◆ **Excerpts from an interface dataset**
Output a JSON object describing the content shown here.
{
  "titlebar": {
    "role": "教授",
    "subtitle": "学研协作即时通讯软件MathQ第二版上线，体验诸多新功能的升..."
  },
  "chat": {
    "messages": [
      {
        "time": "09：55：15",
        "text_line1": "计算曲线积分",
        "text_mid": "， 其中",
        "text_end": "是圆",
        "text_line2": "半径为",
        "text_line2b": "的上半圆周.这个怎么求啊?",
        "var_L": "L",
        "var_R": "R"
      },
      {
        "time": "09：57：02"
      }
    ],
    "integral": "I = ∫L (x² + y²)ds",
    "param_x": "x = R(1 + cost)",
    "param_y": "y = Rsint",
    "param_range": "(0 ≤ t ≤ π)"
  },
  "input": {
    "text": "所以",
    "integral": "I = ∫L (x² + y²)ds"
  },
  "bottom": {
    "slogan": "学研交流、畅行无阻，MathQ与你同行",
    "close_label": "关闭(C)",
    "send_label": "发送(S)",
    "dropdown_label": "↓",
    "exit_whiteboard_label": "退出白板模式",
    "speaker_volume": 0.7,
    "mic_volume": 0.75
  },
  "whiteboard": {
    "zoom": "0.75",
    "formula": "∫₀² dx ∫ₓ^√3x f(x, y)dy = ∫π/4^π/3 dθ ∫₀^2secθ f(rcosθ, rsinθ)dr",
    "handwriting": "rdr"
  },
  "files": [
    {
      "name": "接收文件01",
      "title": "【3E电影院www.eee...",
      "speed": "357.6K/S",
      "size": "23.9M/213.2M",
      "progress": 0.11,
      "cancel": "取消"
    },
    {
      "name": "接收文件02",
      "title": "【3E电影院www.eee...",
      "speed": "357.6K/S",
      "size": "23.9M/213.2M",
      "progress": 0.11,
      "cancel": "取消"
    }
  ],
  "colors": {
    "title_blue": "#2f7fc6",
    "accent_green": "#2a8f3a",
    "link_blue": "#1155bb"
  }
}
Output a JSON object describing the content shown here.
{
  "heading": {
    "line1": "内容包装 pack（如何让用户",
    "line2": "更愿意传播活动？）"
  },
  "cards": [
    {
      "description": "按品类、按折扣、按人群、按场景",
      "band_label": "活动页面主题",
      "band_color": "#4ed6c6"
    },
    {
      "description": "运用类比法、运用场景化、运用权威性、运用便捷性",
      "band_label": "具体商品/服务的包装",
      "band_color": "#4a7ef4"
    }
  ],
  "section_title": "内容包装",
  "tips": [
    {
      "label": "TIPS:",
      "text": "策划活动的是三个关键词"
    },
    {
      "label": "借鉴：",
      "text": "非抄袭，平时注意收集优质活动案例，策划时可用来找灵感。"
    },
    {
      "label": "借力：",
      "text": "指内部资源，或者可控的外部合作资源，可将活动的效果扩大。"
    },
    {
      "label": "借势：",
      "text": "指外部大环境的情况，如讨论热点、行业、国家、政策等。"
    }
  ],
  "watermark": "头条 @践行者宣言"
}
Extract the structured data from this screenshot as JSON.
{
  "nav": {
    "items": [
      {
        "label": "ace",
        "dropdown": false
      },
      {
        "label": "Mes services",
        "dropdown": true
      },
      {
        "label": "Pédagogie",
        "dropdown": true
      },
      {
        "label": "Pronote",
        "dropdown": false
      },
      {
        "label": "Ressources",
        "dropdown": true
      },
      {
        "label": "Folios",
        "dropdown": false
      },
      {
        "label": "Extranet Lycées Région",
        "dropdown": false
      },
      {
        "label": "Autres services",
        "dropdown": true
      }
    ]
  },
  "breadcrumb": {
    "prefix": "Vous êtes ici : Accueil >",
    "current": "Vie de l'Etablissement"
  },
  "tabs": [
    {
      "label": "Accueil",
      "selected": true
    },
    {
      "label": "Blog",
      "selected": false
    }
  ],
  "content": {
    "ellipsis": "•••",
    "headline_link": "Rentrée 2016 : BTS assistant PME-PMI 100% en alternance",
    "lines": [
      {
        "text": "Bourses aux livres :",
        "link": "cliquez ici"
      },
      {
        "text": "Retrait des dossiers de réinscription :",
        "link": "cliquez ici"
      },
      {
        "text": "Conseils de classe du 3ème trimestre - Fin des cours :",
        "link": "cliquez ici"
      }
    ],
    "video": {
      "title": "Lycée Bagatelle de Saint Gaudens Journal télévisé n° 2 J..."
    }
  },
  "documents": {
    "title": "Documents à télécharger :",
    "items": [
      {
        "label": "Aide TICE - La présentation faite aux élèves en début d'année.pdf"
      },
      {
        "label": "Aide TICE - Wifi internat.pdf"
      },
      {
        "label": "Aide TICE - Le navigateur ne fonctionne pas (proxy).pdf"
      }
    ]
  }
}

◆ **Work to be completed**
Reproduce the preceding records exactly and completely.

◆ **Result of the task**
Output a JSON object describing the content shown here.
{
  "titlebar": {
    "role": "教授",
    "subtitle": "学研协作即时通讯软件MathQ第二版上线，体验诸多新功能的升..."
  },
  "chat": {
    "messages": [
      {
        "time": "09：55：15",
        "text_line1": "计算曲线积分",
        "text_mid": "， 其中",
        "text_end": "是圆",
        "text_line2": "半径为",
        "text_line2b": "的上半圆周.这个怎么求啊?",
        "var_L": "L",
        "var_R": "R"
      },
      {
        "time": "09：57：02"
      }
    ],
    "integral": "I = ∫L (x² + y²)ds",
    "param_x": "x = R(1 + cost)",
    "param_y": "y = Rsint",
    "param_range": "(0 ≤ t ≤ π)"
  },
  "input": {
    "text": "所以",
    "integral": "I = ∫L (x² + y²)ds"
  },
  "bottom": {
    "slogan": "学研交流、畅行无阻，MathQ与你同行",
    "close_label": "关闭(C)",
    "send_label": "发送(S)",
    "dropdown_label": "↓",
    "exit_whiteboard_label": "退出白板模式",
    "speaker_volume": 0.7,
    "mic_volume": 0.75
  },
  "whiteboard": {
    "zoom": "0.75",
    "formula": "∫₀² dx ∫ₓ^√3x f(x, y)dy = ∫π/4^π/3 dθ ∫₀^2secθ f(rcosθ, rsinθ)dr",
    "handwriting": "rdr"
  },
  "files": [
    {
      "name": "接收文件01",
      "title": "【3E电影院www.eee...",
      "speed": "357.6K/S",
      "size": "23.9M/213.2M",
      "progress": 0.11,
      "cancel": "取消"
    },
    {
      "name": "接收文件02",
      "title": "【3E电影院www.eee...",
      "speed": "357.6K/S",
      "size": "23.9M/213.2M",
      "progress": 0.11,
      "cancel": "取消"
    }
  ],
  "colors": {
    "title_blue": "#2f7fc6",
    "accent_green": "#2a8f3a",
    "link_blue": "#1155bb"
  }
}
Output a JSON object describing the content shown here.
{
  "heading": {
    "line1": "内容包装 pack（如何让用户",
    "line2": "更愿意传播活动？）"
  },
  "cards": [
    {
      "description": "按品类、按折扣、按人群、按场景",
      "band_label": "活动页面主题",
      "band_color": "#4ed6c6"
    },
    {
      "description": "运用类比法、运用场景化、运用权威性、运用便捷性",
      "band_label": "具体商品/服务的包装",
      "band_color": "#4a7ef4"
    }
  ],
  "section_title": "内容包装",
  "tips": [
    {
      "label": "TIPS:",
      "text": "策划活动的是三个关键词"
    },
    {
      "label": "借鉴：",
      "text": "非抄袭，平时注意收集优质活动案例，策划时可用来找灵感。"
    },
    {
      "label": "借力：",
      "text": "指内部资源，或者可控的外部合作资源，可将活动的效果扩大。"
    },
    {
      "label": "借势：",
      "text": "指外部大环境的情况，如讨论热点、行业、国家、政策等。"
    }
  ],
  "watermark": "头条 @践行者宣言"
}
Extract the structured data from this screenshot as JSON.
{
  "nav": {
    "items": [
      {
        "label": "ace",
        "dropdown": false
      },
      {
        "label": "Mes services",
        "dropdown": true
      },
      {
        "label": "Pédagogie",
        "dropdown": true
      },
      {
        "label": "Pronote",
        "dropdown": false
      },
      {
        "label": "Ressources",
        "dropdown": true
      },
      {
        "label": "Folios",
        "dropdown": false
      },
      {
        "label": "Extranet Lycées Région",
        "dropdown": false
      },
      {
        "label": "Autres services",
        "dropdown": true
      }
    ]
  },
  "breadcrumb": {
    "prefix": "Vous êtes ici : Accueil >",
    "current": "Vie de l'Etablissement"
  },
  "tabs": [
    {
      "label": "Accueil",
      "selected": true
    },
    {
      "label": "Blog",
      "selected": false
    }
  ],
  "content": {
    "ellipsis": "•••",
    "headline_link": "Rentrée 2016 : BTS assistant PME-PMI 100% en alternance",
    "lines": [
      {
        "text": "Bourses aux livres :",
        "link": "cliquez ici"
      },
      {
        "text": "Retrait des dossiers de réinscription :",
        "link": "cliquez ici"
      },
      {
        "text": "Conseils de classe du 3ème trimestre - Fin des cours :",
        "link": "cliquez ici"
      }
    ],
    "video": {
      "title": "Lycée Bagatelle de Saint Gaudens Journal télévisé n° 2 J..."
    }
  },
  "documents": {
    "title": "Documents à télécharger :",
    "items": [
      {
        "label": "Aide TICE - La présentation faite aux élèves en début d'année.pdf"
      },
      {
        "label": "Aide TICE - Wifi internat.pdf"
      },
      {
        "label": "Aide TICE - Le navigateur ne fonctionne pas (proxy).pdf"
      }
    ]
  }
}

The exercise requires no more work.